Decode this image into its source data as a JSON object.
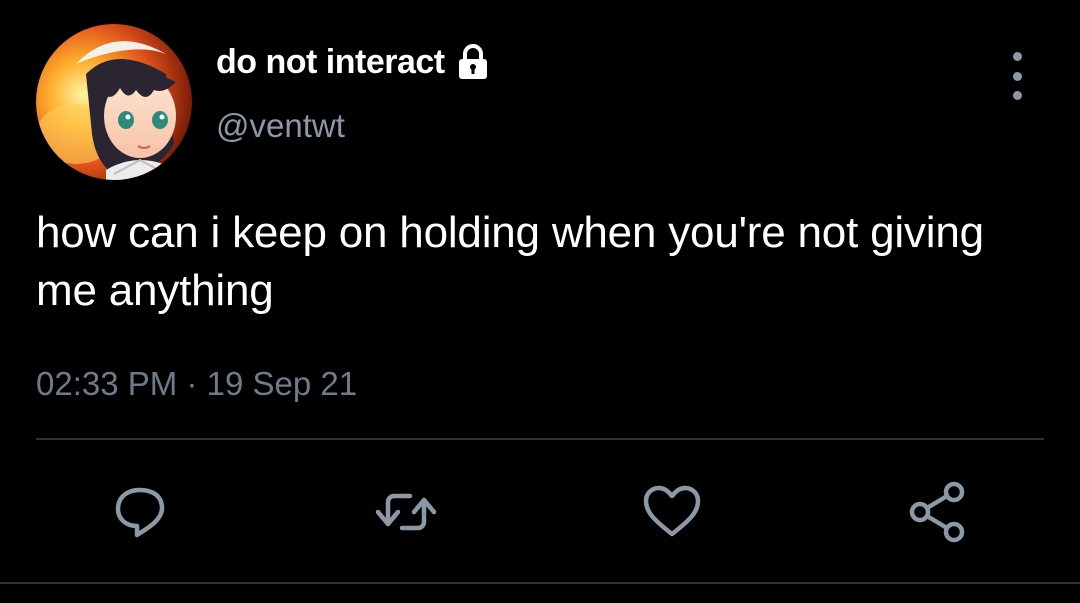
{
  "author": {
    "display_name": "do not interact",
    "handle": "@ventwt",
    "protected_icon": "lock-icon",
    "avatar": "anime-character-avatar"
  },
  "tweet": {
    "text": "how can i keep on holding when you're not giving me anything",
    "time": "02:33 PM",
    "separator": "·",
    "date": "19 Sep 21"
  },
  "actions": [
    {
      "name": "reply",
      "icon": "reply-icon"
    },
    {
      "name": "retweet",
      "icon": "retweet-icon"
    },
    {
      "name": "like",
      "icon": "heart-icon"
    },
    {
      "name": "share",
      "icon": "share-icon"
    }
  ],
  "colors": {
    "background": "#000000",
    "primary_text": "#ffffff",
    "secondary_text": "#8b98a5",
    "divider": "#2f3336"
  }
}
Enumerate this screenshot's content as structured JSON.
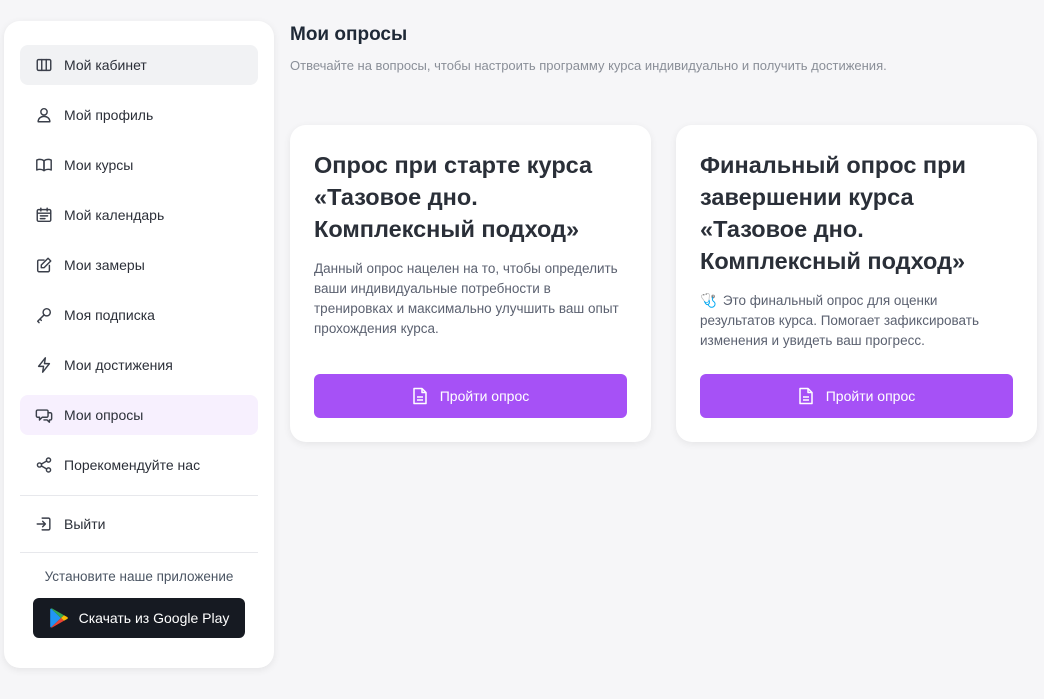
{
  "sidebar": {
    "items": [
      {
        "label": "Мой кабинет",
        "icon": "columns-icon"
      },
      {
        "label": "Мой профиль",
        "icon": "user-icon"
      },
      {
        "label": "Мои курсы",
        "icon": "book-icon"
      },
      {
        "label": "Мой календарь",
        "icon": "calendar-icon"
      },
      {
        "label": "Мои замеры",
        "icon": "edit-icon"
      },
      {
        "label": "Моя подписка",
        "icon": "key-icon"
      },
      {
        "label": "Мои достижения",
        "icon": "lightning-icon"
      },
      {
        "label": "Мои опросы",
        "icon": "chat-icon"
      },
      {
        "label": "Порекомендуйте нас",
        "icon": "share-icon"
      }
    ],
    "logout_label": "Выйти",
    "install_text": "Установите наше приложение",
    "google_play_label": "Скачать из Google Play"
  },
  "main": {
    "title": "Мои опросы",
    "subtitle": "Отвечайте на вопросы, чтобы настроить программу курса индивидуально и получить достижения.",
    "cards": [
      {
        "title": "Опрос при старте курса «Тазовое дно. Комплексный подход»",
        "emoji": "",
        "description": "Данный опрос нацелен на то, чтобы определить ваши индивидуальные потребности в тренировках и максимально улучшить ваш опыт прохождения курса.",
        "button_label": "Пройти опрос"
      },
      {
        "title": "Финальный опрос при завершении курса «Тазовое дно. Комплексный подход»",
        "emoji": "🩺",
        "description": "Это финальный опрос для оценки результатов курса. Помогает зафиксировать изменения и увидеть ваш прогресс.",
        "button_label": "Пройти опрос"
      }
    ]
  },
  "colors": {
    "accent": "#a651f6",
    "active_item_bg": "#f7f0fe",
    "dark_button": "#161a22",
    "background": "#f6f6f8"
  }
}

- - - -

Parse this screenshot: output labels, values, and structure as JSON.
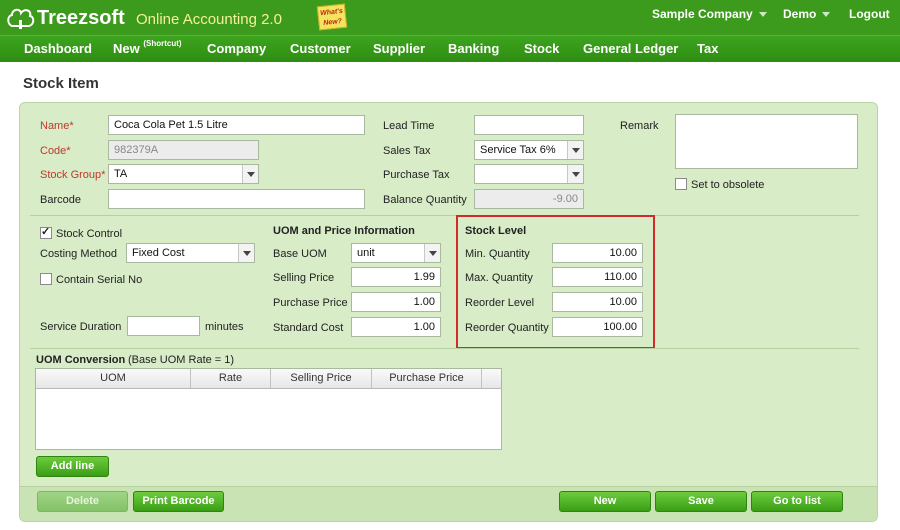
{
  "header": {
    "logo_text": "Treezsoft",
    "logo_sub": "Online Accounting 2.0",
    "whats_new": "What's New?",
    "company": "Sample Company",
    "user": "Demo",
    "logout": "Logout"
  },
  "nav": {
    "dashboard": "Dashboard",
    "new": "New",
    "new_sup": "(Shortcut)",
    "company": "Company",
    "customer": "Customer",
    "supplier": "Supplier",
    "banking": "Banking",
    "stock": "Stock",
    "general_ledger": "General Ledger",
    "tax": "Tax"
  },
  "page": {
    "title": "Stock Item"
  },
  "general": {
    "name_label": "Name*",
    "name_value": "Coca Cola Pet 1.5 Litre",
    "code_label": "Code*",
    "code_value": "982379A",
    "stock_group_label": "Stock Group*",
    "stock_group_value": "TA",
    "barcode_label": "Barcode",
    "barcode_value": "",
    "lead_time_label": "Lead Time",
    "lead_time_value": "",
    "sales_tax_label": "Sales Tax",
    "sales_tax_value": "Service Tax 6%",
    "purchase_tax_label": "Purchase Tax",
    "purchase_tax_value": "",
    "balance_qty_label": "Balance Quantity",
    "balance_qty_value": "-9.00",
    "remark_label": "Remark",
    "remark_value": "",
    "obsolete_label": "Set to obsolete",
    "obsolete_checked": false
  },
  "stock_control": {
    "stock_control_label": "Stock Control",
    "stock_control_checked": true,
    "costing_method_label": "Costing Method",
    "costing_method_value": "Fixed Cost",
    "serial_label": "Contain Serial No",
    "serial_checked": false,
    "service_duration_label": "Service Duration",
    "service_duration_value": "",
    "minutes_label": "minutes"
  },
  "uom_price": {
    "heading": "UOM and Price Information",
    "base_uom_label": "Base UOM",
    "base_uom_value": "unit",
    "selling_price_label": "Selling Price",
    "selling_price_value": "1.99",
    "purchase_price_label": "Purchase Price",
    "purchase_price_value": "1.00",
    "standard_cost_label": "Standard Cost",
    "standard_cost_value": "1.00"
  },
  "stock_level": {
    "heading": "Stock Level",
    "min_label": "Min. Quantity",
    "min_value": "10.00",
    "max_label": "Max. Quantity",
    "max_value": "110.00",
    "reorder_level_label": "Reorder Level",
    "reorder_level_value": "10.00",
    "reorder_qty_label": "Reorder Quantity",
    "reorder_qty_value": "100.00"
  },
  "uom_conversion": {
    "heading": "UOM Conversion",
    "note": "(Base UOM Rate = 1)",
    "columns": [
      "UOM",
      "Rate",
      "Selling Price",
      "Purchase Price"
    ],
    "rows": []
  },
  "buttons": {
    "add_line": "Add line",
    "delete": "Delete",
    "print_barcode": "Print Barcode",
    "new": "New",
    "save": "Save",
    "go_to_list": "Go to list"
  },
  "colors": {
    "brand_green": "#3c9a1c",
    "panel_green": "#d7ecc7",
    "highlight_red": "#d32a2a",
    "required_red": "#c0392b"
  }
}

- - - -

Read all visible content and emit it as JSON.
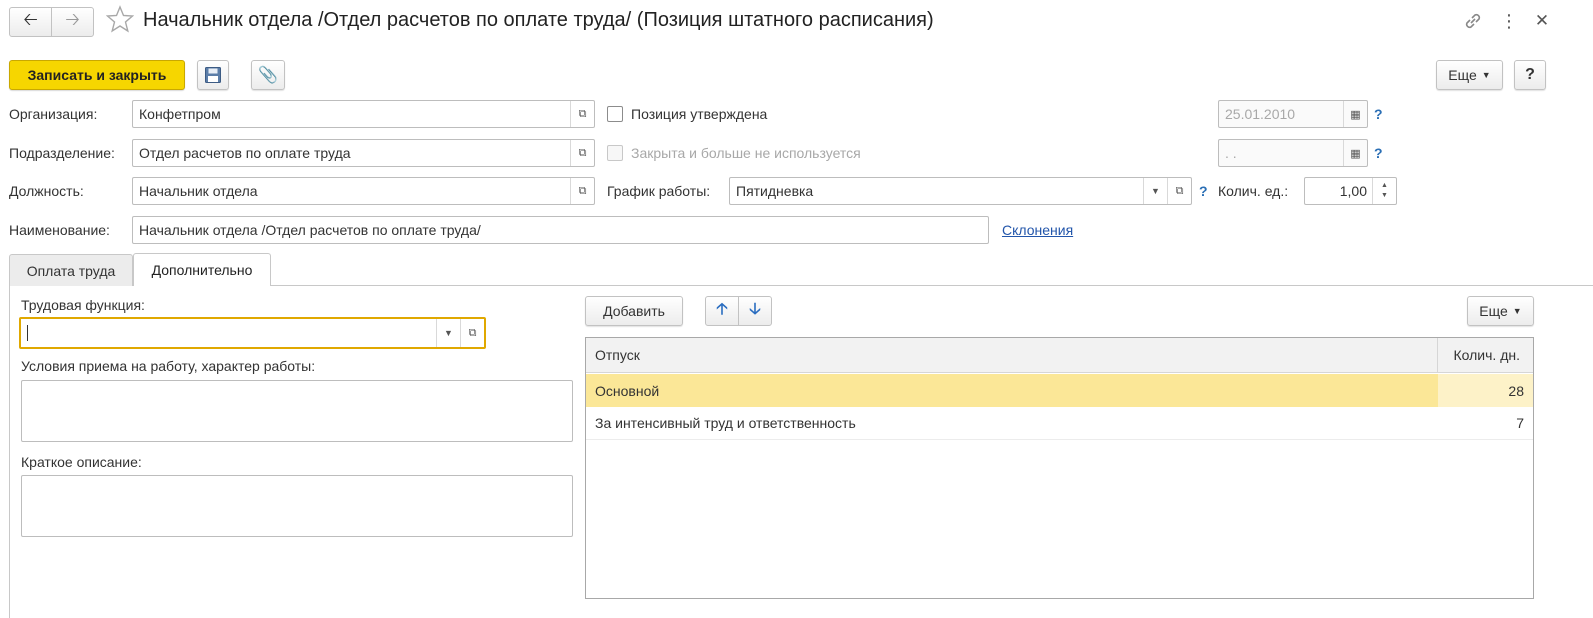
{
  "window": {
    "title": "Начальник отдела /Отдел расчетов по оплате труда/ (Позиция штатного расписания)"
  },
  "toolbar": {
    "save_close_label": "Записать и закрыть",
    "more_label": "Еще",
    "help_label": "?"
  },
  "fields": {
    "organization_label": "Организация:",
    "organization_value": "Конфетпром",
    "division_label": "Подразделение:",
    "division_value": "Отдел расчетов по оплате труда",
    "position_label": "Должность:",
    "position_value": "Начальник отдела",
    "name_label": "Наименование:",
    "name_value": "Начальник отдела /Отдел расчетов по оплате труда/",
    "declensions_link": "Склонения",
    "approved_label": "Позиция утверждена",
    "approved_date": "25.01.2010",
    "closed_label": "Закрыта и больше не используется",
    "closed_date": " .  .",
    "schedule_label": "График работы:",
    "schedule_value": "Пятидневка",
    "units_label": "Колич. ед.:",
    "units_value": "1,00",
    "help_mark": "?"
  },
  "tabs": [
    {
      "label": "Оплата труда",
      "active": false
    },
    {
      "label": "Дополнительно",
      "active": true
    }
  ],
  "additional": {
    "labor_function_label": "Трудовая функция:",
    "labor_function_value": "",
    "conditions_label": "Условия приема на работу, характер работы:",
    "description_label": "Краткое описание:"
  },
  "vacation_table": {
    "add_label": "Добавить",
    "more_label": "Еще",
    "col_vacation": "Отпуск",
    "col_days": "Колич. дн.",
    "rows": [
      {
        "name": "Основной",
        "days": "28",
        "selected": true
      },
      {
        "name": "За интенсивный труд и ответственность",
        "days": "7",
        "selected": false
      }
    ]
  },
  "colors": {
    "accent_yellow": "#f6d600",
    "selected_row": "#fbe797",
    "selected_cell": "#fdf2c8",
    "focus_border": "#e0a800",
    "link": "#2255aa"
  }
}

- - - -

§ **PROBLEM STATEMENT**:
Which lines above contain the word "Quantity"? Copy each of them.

§ **ANSWER FOR THE TASK**:
    "balance_qty_label": "Balance Quantity",
    "min_label": "Min. Quantity",
    "max_label": "Max. Quantity",
    "reorder_qty_label": "Reorder Quantity",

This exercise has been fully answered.